There’s nothing like Sunday morning & the New York Times. We can’t live without Frank Rich, who offered the most clear-eyed assessment of the farce that was the U.S. Supreme Court confirmation hearings of Sonia Sotomayor. http://www.nytimes.com/2009/07/19/opinion/19rich.html She is a great and worthy judge who has proven herself time after time after time. It is precisely that which makes her different – and to some Senators suspect – that is her greatest contribution to the high court. There is very little more to say on this other than confirm her now.
The other must read was the business section take on Floyd Abrams, who’s going into battle on behalf of Standard & Poors – aka the gang that couldn’t rate straight. http://www.nytimes.com/2009/07/19/business/19floyd.html?_r=1&scp=2&sq=floyd%20abrams&st=Search Though the hook of the story is sweetly naive – what’s the major domo of First Amendment doing representing corporations? – the piece itself reveals some of the interesting issues that are likely to be litigated now that traction is being gained in the lawsuits against Standard & Poor’s, Moody’s and Fitch.
Abrams and his Cahill Gordon partners are defending more than 30 suits filed against S&P for awarding high ratings to billions of dollars of debt that went bad, even as they were paid by those whom they rated. Abrams’ first argument is a motion to dismiss on July 31. He will claim that S&P’s ratings should have the same level of free-speech protections afforded to journalists on the theory a bond rating is like an editorial. As to claims of fraud, Abrams discloses he will argue that S&P was just as blindsided as everyone else.
The article also reveals that no litigant has won against S&P with one exception: a small settlement in Orange County, Calif., 10 years back.

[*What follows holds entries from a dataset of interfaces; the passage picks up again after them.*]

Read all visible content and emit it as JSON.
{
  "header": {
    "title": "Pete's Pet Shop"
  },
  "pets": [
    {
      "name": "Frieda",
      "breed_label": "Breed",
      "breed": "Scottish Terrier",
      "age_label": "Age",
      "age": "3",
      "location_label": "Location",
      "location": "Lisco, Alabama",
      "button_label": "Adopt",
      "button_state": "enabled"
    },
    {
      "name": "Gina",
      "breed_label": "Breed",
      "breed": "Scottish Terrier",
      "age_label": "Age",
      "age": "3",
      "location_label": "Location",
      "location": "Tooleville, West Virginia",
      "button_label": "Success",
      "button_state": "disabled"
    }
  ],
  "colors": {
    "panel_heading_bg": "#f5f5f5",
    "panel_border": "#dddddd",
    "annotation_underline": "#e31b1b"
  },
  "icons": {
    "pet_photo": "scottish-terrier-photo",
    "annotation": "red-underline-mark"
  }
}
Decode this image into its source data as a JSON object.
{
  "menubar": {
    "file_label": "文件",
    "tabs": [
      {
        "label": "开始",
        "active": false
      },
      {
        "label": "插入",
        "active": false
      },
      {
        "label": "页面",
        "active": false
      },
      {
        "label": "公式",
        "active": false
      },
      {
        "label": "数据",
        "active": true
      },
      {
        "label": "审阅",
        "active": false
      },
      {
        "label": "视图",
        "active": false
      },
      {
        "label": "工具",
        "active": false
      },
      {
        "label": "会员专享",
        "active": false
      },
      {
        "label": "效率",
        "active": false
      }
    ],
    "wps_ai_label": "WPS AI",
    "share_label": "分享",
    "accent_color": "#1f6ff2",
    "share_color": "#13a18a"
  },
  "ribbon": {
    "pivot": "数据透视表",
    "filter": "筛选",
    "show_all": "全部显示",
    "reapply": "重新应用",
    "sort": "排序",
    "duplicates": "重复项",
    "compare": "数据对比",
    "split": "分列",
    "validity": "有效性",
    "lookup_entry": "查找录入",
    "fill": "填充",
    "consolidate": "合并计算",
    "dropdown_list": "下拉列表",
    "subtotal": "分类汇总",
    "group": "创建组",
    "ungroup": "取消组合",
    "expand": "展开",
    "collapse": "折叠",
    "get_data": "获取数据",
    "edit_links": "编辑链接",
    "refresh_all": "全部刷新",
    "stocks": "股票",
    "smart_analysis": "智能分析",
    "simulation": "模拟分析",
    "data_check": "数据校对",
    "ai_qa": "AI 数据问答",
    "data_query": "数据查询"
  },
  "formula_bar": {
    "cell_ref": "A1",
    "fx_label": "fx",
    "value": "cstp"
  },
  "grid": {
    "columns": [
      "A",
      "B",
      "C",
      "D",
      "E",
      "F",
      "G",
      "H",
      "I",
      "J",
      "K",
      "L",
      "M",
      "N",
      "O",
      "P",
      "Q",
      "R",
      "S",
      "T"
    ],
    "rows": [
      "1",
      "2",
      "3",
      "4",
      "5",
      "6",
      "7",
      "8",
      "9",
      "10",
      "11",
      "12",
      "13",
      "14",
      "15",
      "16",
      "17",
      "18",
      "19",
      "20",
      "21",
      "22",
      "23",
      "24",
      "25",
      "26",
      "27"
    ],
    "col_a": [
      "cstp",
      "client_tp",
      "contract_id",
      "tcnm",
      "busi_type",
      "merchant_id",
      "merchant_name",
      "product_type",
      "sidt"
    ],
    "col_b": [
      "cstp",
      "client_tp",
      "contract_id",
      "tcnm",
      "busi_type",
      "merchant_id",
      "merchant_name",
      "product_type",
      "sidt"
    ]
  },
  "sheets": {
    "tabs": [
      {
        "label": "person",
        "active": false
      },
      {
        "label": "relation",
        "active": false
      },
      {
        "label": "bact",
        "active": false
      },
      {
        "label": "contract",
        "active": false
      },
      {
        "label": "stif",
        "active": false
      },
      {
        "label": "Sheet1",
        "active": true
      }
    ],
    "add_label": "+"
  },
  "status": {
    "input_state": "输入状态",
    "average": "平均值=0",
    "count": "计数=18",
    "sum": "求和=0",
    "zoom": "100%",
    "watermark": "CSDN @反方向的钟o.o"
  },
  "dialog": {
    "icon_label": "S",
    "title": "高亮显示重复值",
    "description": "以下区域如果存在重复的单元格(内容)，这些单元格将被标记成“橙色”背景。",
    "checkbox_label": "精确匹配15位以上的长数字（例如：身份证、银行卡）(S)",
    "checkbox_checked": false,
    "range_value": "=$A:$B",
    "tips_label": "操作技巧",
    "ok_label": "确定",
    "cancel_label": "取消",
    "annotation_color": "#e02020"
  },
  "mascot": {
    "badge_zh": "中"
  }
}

Abrams is the best, no doubt about it. And he may need to be. The article also shares an email exchange between two S&P analysts: “It could by structured by cows, and we’d rate it,” wrote one.